One of the great blessings in the ministry to which God has called me is the opportunity to know a multitude of faithful brothers in Christ who are veterans, true leaders with impeccable integrity, intellectual giftedness, courage, unselfishness and loyalty. As a veteran, I have come to appreciate the observance of Veteran’s Day, Nov. 11. Not because I am a veteran, but because of the veterans I have had the privilege of knowing. Each were willing to give their last, full measure of devotion, or as G.K. Chesterton put it, “The true soldier fights not because he hates what is in front of him, but because he loves what is behind him.”
The Bible acknowledges soldiers. A centurion was a Roman officer who commanded 100 men. The Bible mentions centurions three times: A centurion declares that Jesus is the son of God (Mark 15:39) and in the other two instances both express faith in Christ (Luke 7:1-10 and Acts 10:1-8). In every instance Scripture refers to them as men of good character
I am an Air Force veteran, but I want to introduce you to three such men who are friends.
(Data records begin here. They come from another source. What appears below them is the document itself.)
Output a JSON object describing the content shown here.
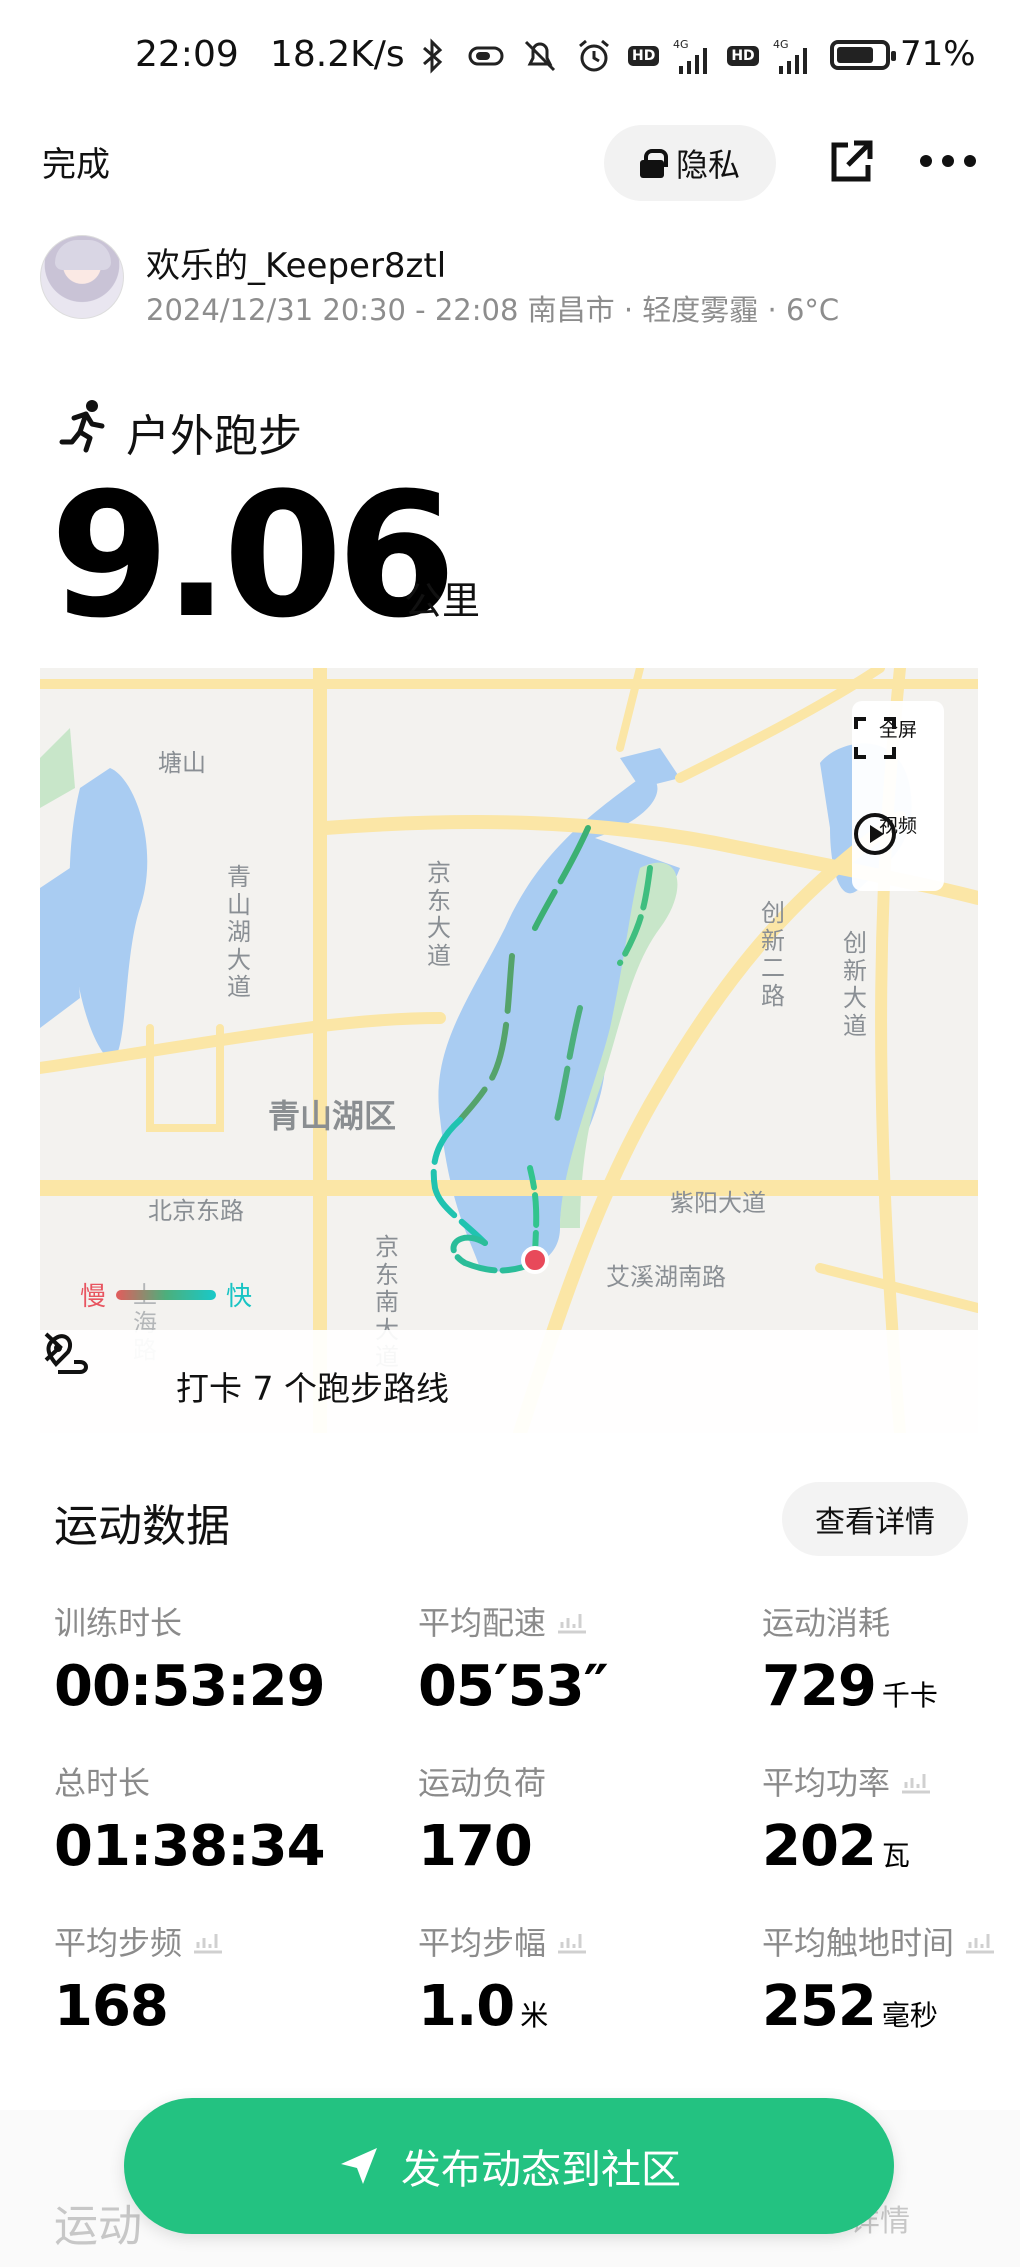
{
  "status_bar": {
    "time": "22:09",
    "speed": "18.2K/s",
    "network_1": "4G",
    "network_2": "4G",
    "hd_label": "HD",
    "battery": "71%"
  },
  "topbar": {
    "done_label": "完成",
    "privacy_label": "隐私"
  },
  "user": {
    "name": "欢乐的_Keeper8ztl",
    "meta": "2024/12/31 20:30 - 22:08 南昌市 · 轻度雾霾 · 6°C"
  },
  "activity": {
    "type": "户外跑步",
    "distance": "9.06",
    "distance_unit": "公里"
  },
  "map": {
    "labels": {
      "tangshan": "塘山",
      "qingshanhu_avenue": "青山湖大道",
      "jingdong_avenue": "京东大道",
      "chuangxin_2": "创新二路",
      "chuangxin_avenue": "创新大道",
      "qingshanhu_district": "青山湖区",
      "beijing_east_road": "北京东路",
      "ziyang_avenue": "紫阳大道",
      "jingdong_south": "京东南大道",
      "aixihu_south": "艾溪湖南路",
      "shanghai_road": "上海路"
    },
    "fullscreen_label": "全屏",
    "video_label": "视频",
    "legend_slow": "慢",
    "legend_fast": "快",
    "checkin_text": "打卡 7 个跑步路线",
    "colors": {
      "water": "#a9ccf2",
      "road": "#fbe6a6",
      "green": "#c8e6c9",
      "track_slow": "#e35c5c",
      "track_fast": "#18c9c9",
      "track_mid": "#4caf7c"
    }
  },
  "stats": {
    "title": "运动数据",
    "detail_button": "查看详情",
    "items": [
      {
        "label": "训练时长",
        "value": "00:53:29",
        "unit": ""
      },
      {
        "label": "平均配速",
        "value": "05′53″",
        "unit": ""
      },
      {
        "label": "运动消耗",
        "value": "729",
        "unit": "千卡"
      },
      {
        "label": "总时长",
        "value": "01:38:34",
        "unit": ""
      },
      {
        "label": "运动负荷",
        "value": "170",
        "unit": ""
      },
      {
        "label": "平均功率",
        "value": "202",
        "unit": "瓦"
      },
      {
        "label": "平均步频",
        "value": "168",
        "unit": ""
      },
      {
        "label": "平均步幅",
        "value": "1.0",
        "unit": "米"
      },
      {
        "label": "平均触地时间",
        "value": "252",
        "unit": "毫秒"
      }
    ]
  },
  "footer": {
    "publish_label": "发布动态到社区",
    "ghost_title": "运动",
    "ghost_detail": "详情"
  }
}
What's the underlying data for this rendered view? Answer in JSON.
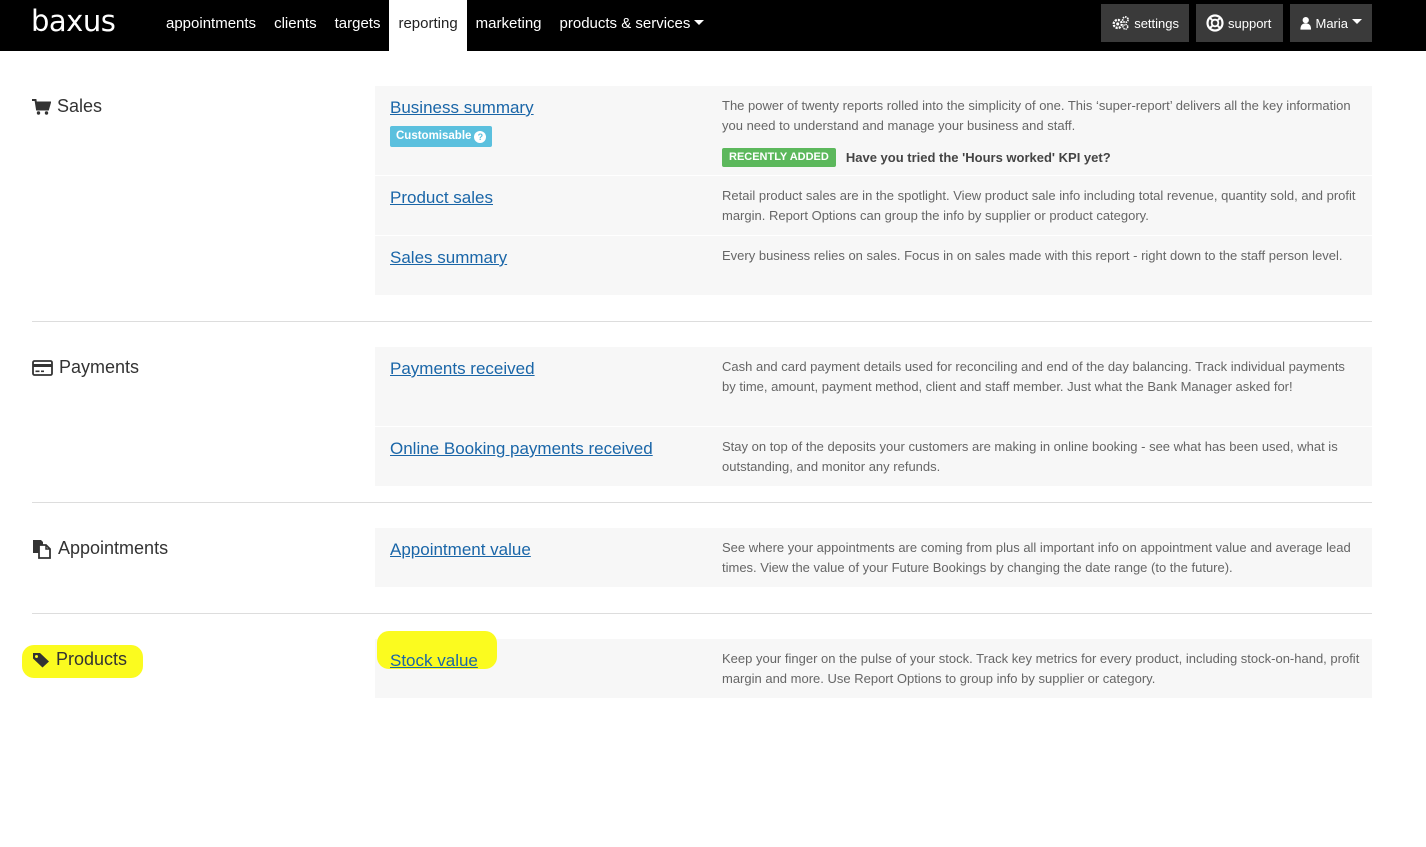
{
  "brand": {
    "logo": "baxus"
  },
  "nav": {
    "items": [
      {
        "label": "appointments"
      },
      {
        "label": "clients"
      },
      {
        "label": "targets"
      },
      {
        "label": "reporting",
        "active": true
      },
      {
        "label": "marketing"
      },
      {
        "label": "products & services",
        "dropdown": true
      }
    ]
  },
  "header_right": {
    "settings_label": "settings",
    "support_label": "support",
    "user_label": "Maria"
  },
  "sections": [
    {
      "title": "Sales",
      "icon": "shopping-cart-icon",
      "reports": [
        {
          "name": "Business summary",
          "badge": "Customisable",
          "description": "The power of twenty reports rolled into the simplicity of one. This ‘super-report’ delivers all the key information you need to understand and manage your business and staff.",
          "new_badge": "RECENTLY ADDED",
          "new_text": "Have you tried the 'Hours worked' KPI yet?"
        },
        {
          "name": "Product sales",
          "description": "Retail product sales are in the spotlight. View product sale info including total revenue, quantity sold, and profit margin. Report Options can group the info by supplier or product category."
        },
        {
          "name": "Sales summary",
          "description": "Every business relies on sales. Focus in on sales made with this report - right down to the staff person level."
        }
      ]
    },
    {
      "title": "Payments",
      "icon": "credit-card-icon",
      "reports": [
        {
          "name": "Payments received",
          "description": "Cash and card payment details used for reconciling and end of the day balancing. Track individual payments by time, amount, payment method, client and staff member. Just what the Bank Manager asked for!"
        },
        {
          "name": "Online Booking payments received",
          "description": "Stay on top of the deposits your customers are making in online booking - see what has been used, what is outstanding, and monitor any refunds."
        }
      ]
    },
    {
      "title": "Appointments",
      "icon": "copy-icon",
      "reports": [
        {
          "name": "Appointment value",
          "description": "See where your appointments are coming from plus all important info on appointment value and average lead times. View the value of your Future Bookings by changing the date range (to the future)."
        }
      ]
    },
    {
      "title": "Products",
      "icon": "tag-icon",
      "highlighted": true,
      "reports": [
        {
          "name": "Stock value",
          "highlighted": true,
          "description": "Keep your finger on the pulse of your stock. Track key metrics for every product, including stock-on-hand, profit margin and more. Use Report Options to group info by supplier or category."
        }
      ]
    }
  ],
  "colors": {
    "topbar_bg": "#000000",
    "link": "#1a66a8",
    "row_bg": "#f7f7f7",
    "badge_customisable": "#5bc0de",
    "badge_new": "#5cb85c",
    "highlight": "#fbfb1f"
  }
}
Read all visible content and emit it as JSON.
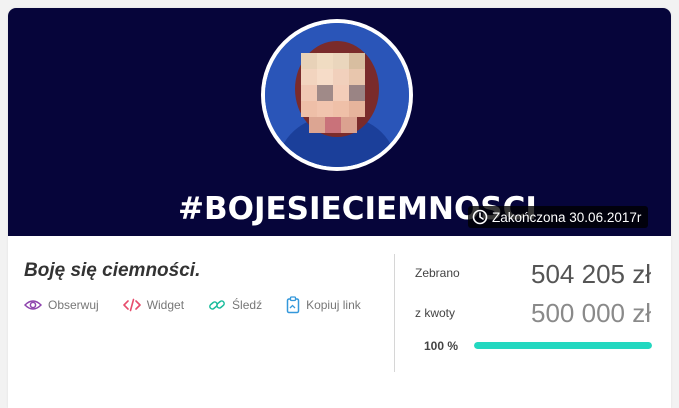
{
  "campaign": {
    "hashtag": "#BOJESIECIEMNOSCI",
    "status_text": "Zakończona 30.06.2017r",
    "title": "Boję się ciemności."
  },
  "actions": [
    {
      "label": "Obserwuj",
      "icon": "eye-icon",
      "color": "#8e44ad"
    },
    {
      "label": "Widget",
      "icon": "code-icon",
      "color": "#e74c6c"
    },
    {
      "label": "Śledź",
      "icon": "link-icon",
      "color": "#1abc9c"
    },
    {
      "label": "Kopiuj link",
      "icon": "clipboard-icon",
      "color": "#3498db"
    }
  ],
  "stats": {
    "raised_label": "Zebrano",
    "raised_value": "504 205 zł",
    "goal_label": "z kwoty",
    "goal_value": "500 000 zł",
    "percent_text": "100 %",
    "progress_fraction": 1.0
  },
  "colors": {
    "banner_bg": "#06053a",
    "progress_fill": "#22d8c0"
  }
}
One served in the Navy, one in the Army and the third as a Marine. All three exemplify duty, honor, country. They are brave and brainy (all have written books). Most importantly they have dedicated their lives to Jesus.
Captain Tom Maxwell of Boonville is a kind gentleman. It belies the warrior mentality he displayed in the Vietnam War. Flying jet fighters (A3D Skywarriors) off the deck of the aircraft carrier USS Oriskany stands in contrast with his leadership in Prison Fellowship Missouri, a ministry that takes the gospel to inmates. He also launched the Angel Tree program, which provides Christmas gifts to children of incarcerated parents.
Tom has been married to the love of his life, Betty Ann, for 64 years. He recently wrote a book for his lone grandson about the 60-plus combat missions he flew over Vietnam, titled A Grandfather’s Journal.
Like Tom, I met Colonel Jimmie Coy in 2008 while becoming a Colson Fellow at the Chuck Colson Center for Christian Worldview in Lansdowne, Va. Jimmie is one of the bravest humans I have ever met. He would jump out of a perfectly good airplane in order to save someone’s life – literally.
A field surgeon with the famed 101st Airborne Division (“The Screaming Eagles”), standing six-foot, six-inches tall he would plunge out of an airplane and into battle with the words of Psalm 91:5 (“You will not fear the terror of the night, nor the arrow that flies by day.”) penned to his helmet strap as his unit spearheaded the invasion of Kuwait during the Persian Gulf War.
He has garnered enough medals and commendations to encumber a uniform. He has a medical degree, taught at the University of Missouri, had papers published on his innovations in lightweight X-ray technology and has had nearly a dozen books published.
The promises of celebrity and renown are empty, Jimmie will tell you. “The degrees you earn, the income you have, the position you hold, the car you drive … that is success, that’s secular. But significance is spiritual. It’s eternal. To those who have faith, the way you impact people eternally will have an eternal consequence.”
Jimmie now serves as a chaplain at the Veteran’s Hospital in Columbia and regularly gives his testimony at churches and community events. He has twice spoken at chapel services for the Missouri Baptist Convention. His latest books, the Gathering of Eagles series, is a compilation of interviews with hundreds of highly decorated veterans. He and wife, Vicki, live in Columbia.
One of my most cherished items decorating my office is a flag that was first flown by the United States Navy featuring the words “An Appeal to Heaven.” It was designated the flag of the U.S. Navy by President George Washington and a replica was given to me by ex-Marine infantry officer John Brunner of St. Louis. A successful businessman, he is an author whose faith in Christ permeates his life.
I first met John when he ran for governor in 2016. The first time we met he handed me a copy of Battlefield Verses, a pocket-sized booklet of various scripture passages. He distributes them wherever he goes.
“In the Marine Corps, we were trained to fire for effect, which means to put all of our rounds and ordinance precisely right on target,” he writes in his new book, The Gospel: On Point. “Falling short or going wide was not an option – it could be a matter of life and death, is not getting the gospel message on target a matter of life and death?”
When Bernadette passed away, John and his wife, Jane, sent a beautiful flower arrangement. It featured an angel kneeling in prayer. It was a thoughtful gesture, but it also reflected the true character of a Marine and devout follower of Jesus.
I am blessed to have known these veterans. I thank them for their service to our nation. More importantly, I am thankful for their Christ-like testimonies.